Task item:
In the lines below, look for "icon". Copy each line where it appears.
--- Entries provided ---
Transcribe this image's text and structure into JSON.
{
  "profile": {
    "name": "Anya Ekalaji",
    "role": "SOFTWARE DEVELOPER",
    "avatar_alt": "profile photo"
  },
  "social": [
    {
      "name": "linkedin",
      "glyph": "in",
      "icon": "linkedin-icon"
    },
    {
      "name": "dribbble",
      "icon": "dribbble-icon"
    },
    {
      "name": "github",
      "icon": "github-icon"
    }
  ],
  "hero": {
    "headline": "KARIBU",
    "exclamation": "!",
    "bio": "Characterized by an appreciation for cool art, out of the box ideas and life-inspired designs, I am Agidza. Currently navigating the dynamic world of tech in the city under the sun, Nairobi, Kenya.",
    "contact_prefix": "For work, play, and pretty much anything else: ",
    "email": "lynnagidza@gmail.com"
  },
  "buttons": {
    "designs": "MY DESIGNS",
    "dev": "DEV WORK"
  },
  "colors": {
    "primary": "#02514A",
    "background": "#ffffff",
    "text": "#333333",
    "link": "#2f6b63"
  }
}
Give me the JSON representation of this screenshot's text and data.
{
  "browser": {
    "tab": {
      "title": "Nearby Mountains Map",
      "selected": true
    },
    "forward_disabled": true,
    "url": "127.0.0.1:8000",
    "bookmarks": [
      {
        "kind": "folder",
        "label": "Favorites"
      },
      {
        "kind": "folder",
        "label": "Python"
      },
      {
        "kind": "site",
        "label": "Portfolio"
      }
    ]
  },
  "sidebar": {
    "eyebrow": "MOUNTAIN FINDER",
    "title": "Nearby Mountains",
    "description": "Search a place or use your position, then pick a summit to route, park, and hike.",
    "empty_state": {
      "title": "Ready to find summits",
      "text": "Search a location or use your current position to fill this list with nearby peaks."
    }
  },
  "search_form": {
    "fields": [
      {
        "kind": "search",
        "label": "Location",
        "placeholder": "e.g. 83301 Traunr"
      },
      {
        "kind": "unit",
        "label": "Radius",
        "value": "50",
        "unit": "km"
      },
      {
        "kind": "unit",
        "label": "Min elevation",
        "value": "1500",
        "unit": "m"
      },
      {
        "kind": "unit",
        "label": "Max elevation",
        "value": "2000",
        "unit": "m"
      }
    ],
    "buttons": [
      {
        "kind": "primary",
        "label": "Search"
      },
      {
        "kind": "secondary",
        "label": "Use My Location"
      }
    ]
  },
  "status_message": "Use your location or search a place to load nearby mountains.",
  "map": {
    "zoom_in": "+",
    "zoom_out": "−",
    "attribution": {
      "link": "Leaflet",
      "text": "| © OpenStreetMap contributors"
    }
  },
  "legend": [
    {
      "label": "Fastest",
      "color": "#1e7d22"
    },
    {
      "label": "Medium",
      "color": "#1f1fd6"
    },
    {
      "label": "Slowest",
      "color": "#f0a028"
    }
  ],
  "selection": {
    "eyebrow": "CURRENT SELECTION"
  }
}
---
Reply to the task:
      "icon": "linkedin-icon"
      "icon": "dribbble-icon"
      "icon": "github-icon"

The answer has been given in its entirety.